  6. This sort of thing is par for the course in the good ole US of A. The ignorant response that was posted here from a commenter is also. The privileged folk like that poster will always blame the person insulted for their own misadventures. The get-over-it mentality. I am of that Me generation who was going to do so much to erase this type of ignorance. Unfortunately, the Me generation discoed, snorted and erased their sceptums and brains away instead. Post-racial America? Yeah, right. I’d prefer to have a Post-racist one.

  7. DTO and his/her type actually provide a service…albeit a perverse and twisted service. Simply because they awaken me, in my shameful naïveté, to a reality that nearly makes me physically ill. Keep on writing, Ms Shay, and thank you.

  8. Keep saying what you’re saying, Shay! DTO and friends, I am White and I want to hear what Shay is saying! It reflects my personal experience as a member of multi-racial family and I wish Maine and all of our states had more people like Shay.

    Shay, because I’m White and my husband is Black, I’ve had more experiences in line with Hannah than with what you’ve experienced. One of the more striking memories is of the nurses at the hospital not wanting to let my husband leave with our son when it was time to go home after I gave birth. And this is in a major metro area in a hospital full of all different ethnicities – patients and employees. Anti-Black bias goes DEEP.

  9. Also, I think it’s worth noting, for any visitors here who might be cheering DTO and his folks earlier, the reason my wife sings the “same old race song” is because, as those comments show, we still live in a world where I am called a traitor for marrying a black woman. That would….uh…be…here goes: racism.

  10. Thank you for sharing your experiences. A cousin of mine shared the news story of Danielle Watts being arrested, and I commented that it legitimately scared me, a black young woman who finds white men attractive. I look up this kind of stuff so I know what to expect if dates turn into relationships, and maybe even marriage and children. This kind of shit is definitely ridiculous, to say the least, and it’s frightening to think that I can’t love a white man without having the assumption that I’m his prostitute, or he my caseworker.
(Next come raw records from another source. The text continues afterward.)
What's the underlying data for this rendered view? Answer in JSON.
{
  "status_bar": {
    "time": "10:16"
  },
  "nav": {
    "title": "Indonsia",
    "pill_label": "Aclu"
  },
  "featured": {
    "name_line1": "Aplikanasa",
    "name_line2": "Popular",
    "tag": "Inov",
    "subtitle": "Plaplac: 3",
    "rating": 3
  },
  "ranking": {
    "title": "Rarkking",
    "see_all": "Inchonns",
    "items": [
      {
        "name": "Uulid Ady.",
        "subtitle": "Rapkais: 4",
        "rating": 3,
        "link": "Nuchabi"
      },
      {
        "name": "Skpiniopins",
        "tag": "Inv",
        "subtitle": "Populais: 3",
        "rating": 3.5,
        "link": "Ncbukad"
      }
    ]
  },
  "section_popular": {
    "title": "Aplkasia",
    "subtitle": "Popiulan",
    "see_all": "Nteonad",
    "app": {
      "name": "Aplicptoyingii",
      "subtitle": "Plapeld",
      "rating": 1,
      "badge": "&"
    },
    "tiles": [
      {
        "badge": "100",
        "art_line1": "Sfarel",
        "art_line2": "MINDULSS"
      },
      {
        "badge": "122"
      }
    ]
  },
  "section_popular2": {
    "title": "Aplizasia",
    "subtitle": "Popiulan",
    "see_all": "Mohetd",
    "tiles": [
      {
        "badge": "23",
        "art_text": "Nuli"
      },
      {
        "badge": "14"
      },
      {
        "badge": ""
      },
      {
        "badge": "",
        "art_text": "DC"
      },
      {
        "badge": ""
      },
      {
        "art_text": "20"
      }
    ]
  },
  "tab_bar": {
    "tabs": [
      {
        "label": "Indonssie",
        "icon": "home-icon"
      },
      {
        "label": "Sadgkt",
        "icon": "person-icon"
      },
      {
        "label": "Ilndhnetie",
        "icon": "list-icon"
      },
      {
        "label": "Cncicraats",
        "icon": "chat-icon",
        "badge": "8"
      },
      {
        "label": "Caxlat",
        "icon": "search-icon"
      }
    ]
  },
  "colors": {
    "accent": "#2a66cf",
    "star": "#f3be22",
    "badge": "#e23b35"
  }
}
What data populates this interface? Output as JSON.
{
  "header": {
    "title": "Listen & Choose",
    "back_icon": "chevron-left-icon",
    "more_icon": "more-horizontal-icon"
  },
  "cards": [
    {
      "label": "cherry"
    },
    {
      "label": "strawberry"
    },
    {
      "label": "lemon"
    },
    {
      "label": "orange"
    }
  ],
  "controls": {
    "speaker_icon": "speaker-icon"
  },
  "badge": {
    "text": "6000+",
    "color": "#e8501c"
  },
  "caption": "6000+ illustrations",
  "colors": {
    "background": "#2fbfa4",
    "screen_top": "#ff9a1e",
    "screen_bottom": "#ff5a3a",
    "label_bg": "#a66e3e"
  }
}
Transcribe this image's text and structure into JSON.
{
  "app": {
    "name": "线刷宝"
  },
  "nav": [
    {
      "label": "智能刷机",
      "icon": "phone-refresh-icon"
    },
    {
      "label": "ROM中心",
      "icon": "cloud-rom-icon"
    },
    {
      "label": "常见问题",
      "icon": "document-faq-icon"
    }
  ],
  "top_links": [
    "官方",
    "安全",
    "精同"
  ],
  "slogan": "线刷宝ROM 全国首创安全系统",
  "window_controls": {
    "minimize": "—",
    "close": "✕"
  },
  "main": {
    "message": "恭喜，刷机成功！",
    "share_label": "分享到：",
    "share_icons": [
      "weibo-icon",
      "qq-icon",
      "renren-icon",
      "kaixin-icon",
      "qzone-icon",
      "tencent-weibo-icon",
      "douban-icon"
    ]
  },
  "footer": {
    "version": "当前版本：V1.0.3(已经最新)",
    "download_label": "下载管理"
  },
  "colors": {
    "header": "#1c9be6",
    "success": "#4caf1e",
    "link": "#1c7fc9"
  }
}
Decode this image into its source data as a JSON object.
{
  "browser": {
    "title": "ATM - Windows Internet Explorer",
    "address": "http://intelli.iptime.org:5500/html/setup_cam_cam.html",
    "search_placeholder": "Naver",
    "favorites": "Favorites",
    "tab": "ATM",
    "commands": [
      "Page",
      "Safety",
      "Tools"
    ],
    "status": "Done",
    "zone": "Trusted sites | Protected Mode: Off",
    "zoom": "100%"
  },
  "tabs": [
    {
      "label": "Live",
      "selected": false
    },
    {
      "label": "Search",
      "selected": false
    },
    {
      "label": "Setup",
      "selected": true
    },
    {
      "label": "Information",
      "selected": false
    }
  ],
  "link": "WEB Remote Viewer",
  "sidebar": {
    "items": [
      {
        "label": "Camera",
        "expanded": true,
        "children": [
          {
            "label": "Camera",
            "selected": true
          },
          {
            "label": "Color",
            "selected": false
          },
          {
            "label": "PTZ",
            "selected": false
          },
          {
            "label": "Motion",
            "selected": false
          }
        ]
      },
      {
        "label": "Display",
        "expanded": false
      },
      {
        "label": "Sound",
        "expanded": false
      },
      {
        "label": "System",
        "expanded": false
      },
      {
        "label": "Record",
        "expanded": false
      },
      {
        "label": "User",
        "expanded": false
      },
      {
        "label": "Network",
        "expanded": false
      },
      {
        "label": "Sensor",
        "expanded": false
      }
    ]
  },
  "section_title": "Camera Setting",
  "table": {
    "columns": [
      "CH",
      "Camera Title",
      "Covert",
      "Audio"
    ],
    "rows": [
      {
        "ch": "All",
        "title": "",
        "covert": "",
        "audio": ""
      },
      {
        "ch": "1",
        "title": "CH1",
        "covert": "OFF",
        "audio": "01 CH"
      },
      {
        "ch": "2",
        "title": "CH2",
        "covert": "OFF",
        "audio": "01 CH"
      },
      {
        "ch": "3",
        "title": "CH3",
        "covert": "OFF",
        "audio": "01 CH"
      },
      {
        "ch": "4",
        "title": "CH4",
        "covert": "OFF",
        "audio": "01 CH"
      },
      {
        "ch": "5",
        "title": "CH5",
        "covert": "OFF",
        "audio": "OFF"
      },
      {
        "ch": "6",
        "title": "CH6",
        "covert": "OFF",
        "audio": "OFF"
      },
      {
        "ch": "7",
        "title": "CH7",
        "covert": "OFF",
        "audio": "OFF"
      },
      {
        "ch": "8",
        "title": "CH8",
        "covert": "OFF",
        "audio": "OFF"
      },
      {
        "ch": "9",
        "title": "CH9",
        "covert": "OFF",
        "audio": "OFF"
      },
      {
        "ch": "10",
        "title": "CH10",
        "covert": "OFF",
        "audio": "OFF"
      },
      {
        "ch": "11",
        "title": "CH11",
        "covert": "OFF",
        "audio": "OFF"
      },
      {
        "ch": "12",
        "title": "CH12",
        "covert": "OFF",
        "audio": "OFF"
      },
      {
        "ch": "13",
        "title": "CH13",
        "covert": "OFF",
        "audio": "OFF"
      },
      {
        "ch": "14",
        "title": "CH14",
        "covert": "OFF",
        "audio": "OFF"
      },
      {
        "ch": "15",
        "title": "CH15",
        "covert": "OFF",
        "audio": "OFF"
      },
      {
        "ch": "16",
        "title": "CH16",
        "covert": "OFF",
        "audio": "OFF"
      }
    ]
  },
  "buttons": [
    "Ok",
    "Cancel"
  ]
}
To me, coming from a mixed background (even if I didn’t!), it’s completely atrocious and despicable! I wish you and your family many more years of happiness and blessings, keep it together! 🙂 You’re a sign of hope for someone like me who isn’t afraid to step outside of racial boundaries in terms of romance.

Comments are closed.